Source information START

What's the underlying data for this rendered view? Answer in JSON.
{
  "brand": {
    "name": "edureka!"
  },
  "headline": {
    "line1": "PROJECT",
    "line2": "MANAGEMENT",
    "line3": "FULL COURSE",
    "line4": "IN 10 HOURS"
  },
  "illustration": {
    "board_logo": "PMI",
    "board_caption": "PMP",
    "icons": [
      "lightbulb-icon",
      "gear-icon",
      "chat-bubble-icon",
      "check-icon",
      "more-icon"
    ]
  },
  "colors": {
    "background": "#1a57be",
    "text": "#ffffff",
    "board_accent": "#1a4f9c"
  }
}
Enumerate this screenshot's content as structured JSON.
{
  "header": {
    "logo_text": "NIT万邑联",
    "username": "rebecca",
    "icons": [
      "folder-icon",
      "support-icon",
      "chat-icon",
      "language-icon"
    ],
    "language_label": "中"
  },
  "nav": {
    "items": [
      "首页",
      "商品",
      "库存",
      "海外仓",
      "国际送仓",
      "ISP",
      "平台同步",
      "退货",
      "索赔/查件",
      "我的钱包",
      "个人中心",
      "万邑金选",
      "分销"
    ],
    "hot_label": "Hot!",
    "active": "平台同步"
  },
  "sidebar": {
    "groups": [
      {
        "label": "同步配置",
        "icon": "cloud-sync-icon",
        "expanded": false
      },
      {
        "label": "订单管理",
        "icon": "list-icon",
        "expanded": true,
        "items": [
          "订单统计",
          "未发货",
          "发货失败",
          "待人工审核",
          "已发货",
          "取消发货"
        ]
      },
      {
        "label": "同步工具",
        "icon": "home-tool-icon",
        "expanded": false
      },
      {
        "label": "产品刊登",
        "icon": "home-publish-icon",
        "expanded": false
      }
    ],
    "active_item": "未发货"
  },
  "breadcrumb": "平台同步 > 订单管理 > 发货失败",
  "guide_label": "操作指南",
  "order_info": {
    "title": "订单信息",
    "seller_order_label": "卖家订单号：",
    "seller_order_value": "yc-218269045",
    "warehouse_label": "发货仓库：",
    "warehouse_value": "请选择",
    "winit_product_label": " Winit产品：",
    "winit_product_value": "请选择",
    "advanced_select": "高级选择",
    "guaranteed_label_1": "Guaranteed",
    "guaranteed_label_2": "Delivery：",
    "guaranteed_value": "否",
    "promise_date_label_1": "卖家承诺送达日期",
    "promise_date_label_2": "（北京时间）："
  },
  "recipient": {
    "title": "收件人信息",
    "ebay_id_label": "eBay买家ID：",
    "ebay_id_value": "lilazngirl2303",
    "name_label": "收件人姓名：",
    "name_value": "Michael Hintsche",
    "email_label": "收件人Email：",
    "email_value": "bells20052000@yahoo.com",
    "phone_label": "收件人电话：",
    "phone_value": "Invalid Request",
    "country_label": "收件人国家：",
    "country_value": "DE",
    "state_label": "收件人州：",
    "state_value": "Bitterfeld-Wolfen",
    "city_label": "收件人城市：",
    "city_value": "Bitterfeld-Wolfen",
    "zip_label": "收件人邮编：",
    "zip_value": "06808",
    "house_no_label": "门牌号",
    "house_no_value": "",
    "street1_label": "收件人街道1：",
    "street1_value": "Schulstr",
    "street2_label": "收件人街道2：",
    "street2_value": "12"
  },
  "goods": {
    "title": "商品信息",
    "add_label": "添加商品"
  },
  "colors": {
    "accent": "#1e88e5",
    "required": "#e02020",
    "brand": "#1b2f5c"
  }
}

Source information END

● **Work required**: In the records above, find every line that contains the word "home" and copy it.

● **Result for this task**:
        "icon": "home-tool-icon",
        "icon": "home-publish-icon",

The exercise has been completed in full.